This is admittedly a somewhat unusual idea, as we ordinarily associate figurative language with poetry and with the creative aspects of language. But Gibbs (1994 [above]) suggests that 'what is frequently seen as a creative expression of some idea is often only a spectacular instantiation of specific metaphorical entailments that arise from the small set of conceptual metaphors shared by many individuals within a culture' (p. 424). The conceptual model assumes that the underlying nature of our thought processes is metaphorical. That is, we use metaphor to make sense of our experience. Thus, according to Gibbs, when we encounter a verbal metaphor it automatically activates the corresponding conceptual metaphor." (David W. Carroll, Psychology of Language, 5th ed. Thomson Wadsworth, 2008)
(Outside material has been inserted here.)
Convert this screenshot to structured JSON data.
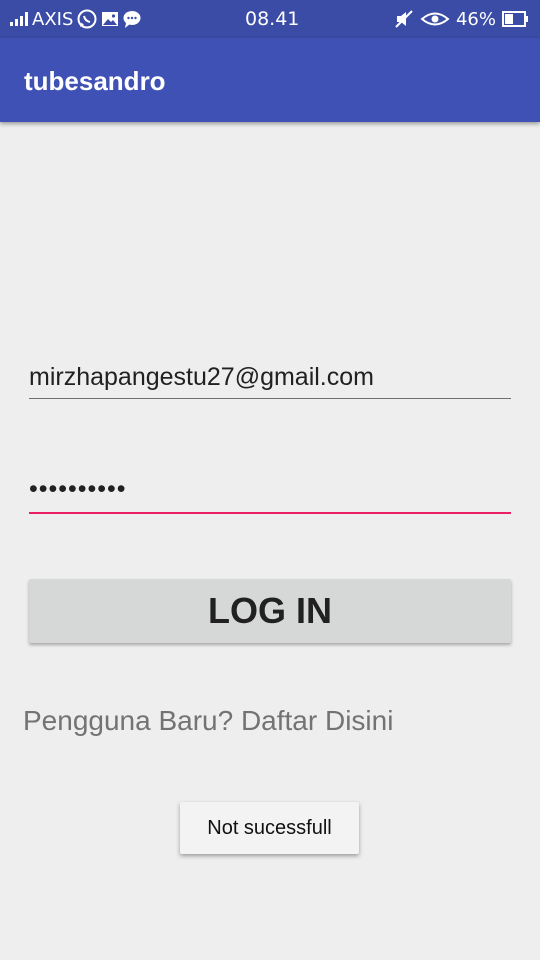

John Updike's Use of Figurative Language

"[John] Updike wrote self-consciously about big subjects and big themes, but he was always celebrated more for his prose style than for his subject matter. And his great gift, on the level of style, was not just descriptive but explicitly figurative--not about presentation, in other words, but about transformation. This gift could work both for and against him. Figurative language, best employed, is a way of making connections between disparate phenomena, but even more than that it is a way of making us see better, more freshly, more naïvely. Updike was more than capable of such flights:

Outdoors it is growing dark and cool. The Norway maples exhale the smell of their sticky new buds and the broad living-room windows along Wilbur Street show beyond the silver patch of a television set the warm bulbs burning in kitchens, like fires at the backs of caves. . . .  [A] mailbox stands leaning in twilight on its concrete post. Tall two-petaled street sign, the cleat-gouged trunk of the telephone pole holding its insulators against the sky, fire hydrant like a golden bush: a grove.
[Rabbit, Run]

But taking one thing and turning it, via language, into another can also be a way of deferring or denying or opting out of engagement with the thing nominally being described." (Jonathan Dee, "Agreeable Angstrom: John Updike, Yes-Man." Harper's, June 2014)

The Abuse of Figurative Language

"Obfuscation also comes from mishandled metaphor. As readers of his reviews will know, letting [James] Wood anywhere near figurative language is like giving an alcoholic the keys to a distillery. In no time, he’s unsteady and comprehensibility is a casualty. Getting images upside down is a speciality. The personality of a Svevo character is, Wood writes, 'as comically perforated as a bullet-holed flag'—an odd view of what’s comical since such a flag would usually be found among the dead and mutilated on a battlefield. Another character is 'inundated with impressions . . . like Noah’s dove.' The point about Noah’s dove, though, is that it wasn’t inundated but survived the flood and ultimately brought back evidence that the waters had subsided." (Peter Kemp, review of How Fiction Works by James Wood. The Sunday Times, March 2, 2008)